Shanghai's new program is the most visible and extensive municipal recycling initiative ever attempted in China. Under the plan, citizens are required to sort their trash into four separate categories: food waste, recyclables, hazardous wastes (such as batteries and light bulbs) and "residual wastes" (which include everything from floor sweepings to pottery).
Importantly, the system in Shanghai is uniquely public and punitive. Residents can only dispose of waste during certain hours, ensuring that neighbors will see who is and who isn’t sorting properly. They must empty food waste into public bins without using bags, so everyone can also see what they’re throwing away. Fines of up to 200 yuan, roughly $30, await those who don’t sort. And officials threaten to cut off garbage collection for whole communities if they don’t abide by the rules.

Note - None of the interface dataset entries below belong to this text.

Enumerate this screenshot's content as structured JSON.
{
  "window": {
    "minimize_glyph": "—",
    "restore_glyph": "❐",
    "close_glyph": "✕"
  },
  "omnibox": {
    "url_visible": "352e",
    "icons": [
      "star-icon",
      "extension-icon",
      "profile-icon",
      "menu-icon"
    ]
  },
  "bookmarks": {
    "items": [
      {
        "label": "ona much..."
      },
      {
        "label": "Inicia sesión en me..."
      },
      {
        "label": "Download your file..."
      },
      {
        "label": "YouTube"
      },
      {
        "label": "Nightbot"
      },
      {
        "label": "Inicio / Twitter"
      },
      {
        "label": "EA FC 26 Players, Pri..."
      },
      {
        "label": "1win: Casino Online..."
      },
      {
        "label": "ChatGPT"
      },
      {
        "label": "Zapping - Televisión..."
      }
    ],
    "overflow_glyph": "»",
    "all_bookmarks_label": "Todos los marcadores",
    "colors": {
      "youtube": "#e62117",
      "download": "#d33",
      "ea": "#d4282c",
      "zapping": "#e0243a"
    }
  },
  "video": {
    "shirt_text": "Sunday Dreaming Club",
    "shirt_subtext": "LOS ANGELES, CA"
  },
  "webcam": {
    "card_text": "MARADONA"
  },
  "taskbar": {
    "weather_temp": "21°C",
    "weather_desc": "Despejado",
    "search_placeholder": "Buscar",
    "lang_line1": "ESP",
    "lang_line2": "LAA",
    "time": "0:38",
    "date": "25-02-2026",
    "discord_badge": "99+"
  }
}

At the same time, Shanghai has spent weeks using every possible propaganda tool at its disposal, from social media to local and even national newspapers, to explain how and why residents should recycle. On Sina Weibo, China's Twitter-like social media service, the subject has repeatedly trended, with reports that the new regulations apply to foreign tourists as well proving particularly popular. Younger Chinese seem to have favorable opinions of the program, though they fear it will be time-consuming.
Far more will be required. Shanghai and other cities have yet to build the infrastructure needed to manage even properly sorted waste. They require trucks designed to carry sorted recyclables; large, industrial-scale recycling facilities; and environmentally sound incineration and composting sites for the "residual" and organic wastes. This will require years and billions in investment.
Still, the fact that Shanghai has residents thinking and talking about waste on social media, in their compounds and at home is remarkable progress. It's also a lesson to other developing countries that the first step in creating a modern waste management system is to educate the public and foster a sense that recycling is a collective civic responsibility. If the world is going to clean up its trash heaps, Shanghai’s new program could well be the model.